Researchers identify endothelial cell migration as a novel mechanism through which transformed intestinal stem cells expand the tumor vasculature and avoid destruction by anti-angiogenic therapies in colorectal cancer.
All tumors require new blood vessels to supply oxygen and nutrients and feed their rapid expansion. Vascular endothelial growth factor A (VEGFA) is an important growth factor for both developmental and pathological angiogenesis. Colorectal cancer (CRC) tumours enriched in transformed epithelial progenitor cells with high WNT signalling are less responsive than CRC subtypes with low WNT activation to VEGFA blockade, therefore researchers investigated the mechanisms by which WNThigh normal and transformed intestinal progenitor cells maintain their vascular supply.

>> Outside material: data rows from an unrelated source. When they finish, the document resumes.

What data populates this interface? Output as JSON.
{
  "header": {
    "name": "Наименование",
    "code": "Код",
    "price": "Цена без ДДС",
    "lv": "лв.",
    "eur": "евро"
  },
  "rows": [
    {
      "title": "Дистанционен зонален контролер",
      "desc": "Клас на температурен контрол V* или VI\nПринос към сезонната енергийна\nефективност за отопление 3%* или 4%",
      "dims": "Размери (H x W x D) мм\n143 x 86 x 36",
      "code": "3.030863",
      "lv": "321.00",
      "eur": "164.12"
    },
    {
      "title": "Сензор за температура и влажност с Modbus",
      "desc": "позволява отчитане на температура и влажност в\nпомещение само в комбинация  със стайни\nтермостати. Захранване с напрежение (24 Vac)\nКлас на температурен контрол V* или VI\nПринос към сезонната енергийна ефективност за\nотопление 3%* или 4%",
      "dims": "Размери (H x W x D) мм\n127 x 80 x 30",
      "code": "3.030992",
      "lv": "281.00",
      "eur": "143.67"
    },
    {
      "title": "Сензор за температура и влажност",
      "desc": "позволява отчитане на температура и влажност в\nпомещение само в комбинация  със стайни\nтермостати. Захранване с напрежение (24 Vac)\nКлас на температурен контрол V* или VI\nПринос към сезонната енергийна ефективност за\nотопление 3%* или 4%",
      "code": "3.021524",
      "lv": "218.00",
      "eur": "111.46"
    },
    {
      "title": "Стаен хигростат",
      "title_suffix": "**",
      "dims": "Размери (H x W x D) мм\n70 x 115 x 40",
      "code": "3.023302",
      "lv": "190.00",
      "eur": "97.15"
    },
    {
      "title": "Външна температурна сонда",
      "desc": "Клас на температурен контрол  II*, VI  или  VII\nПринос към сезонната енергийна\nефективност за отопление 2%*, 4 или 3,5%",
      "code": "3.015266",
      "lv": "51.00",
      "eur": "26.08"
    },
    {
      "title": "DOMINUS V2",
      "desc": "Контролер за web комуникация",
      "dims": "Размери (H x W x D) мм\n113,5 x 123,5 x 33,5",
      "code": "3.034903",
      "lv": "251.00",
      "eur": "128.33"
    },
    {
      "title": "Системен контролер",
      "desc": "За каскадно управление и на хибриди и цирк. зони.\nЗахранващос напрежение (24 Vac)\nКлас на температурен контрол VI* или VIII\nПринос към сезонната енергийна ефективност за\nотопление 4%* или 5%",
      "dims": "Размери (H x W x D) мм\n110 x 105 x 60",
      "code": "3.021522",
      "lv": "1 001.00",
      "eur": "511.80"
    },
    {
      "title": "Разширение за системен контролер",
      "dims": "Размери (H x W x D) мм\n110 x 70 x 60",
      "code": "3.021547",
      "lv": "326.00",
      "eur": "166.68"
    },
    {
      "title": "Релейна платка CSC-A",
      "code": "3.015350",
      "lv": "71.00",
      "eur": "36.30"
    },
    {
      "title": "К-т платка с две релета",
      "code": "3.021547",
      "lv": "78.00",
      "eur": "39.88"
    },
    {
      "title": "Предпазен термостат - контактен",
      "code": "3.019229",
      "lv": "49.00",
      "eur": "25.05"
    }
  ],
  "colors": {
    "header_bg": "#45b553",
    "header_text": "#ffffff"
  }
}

This project*, led by Tatiana Petrova with first-author Jeremiah Bernier-Latmani and published in Nature Cardiovascular Research, reveals that both normal and transformed intestinal progenitor cells are ensconced in normoxic niches with low levels of VEGFA signalling and are surrounded by VEGFA-independent vessels. Mechanistically, the Petrova Lab shows that in response to progenitor cell expansion, endothelial cells induce expression of the small peptide apelin. In turn, researchers discovered that apelin was necessary for endothelial cell migration from distant vessels towards the progenitor cell niche, which enabled the coordinated growth of both epithelial progenitor and vascular compartments. In the absence of such migratory endothelial cells “filling-in”, progenitor niche blood vessels rupture, which leads to an abnormally hypoxic niche with decreased progenitor cell proliferation and fitness, which in turn, arrests CRC tumour growth.
The research was conducted in collaboration with Lausanne University Hospital (CHUV), the Swiss Institute of Bioinformatics (SIB) and the Swiss Federal Institute of Technology, Lausanne (EPFL). The project developped, in part, from data within the PhD thesis (2017) of Dr Christophe Cisarovsky, MD-PhD in the Service of medical oncology at the Lausanne University Hospital.
It was supported by the Swiss National Science Foundation (SNSF) and the Swiss Cancer League.
*Apelin-driven endothelial cell migration sustains intestinal progenitor cells and tumor growth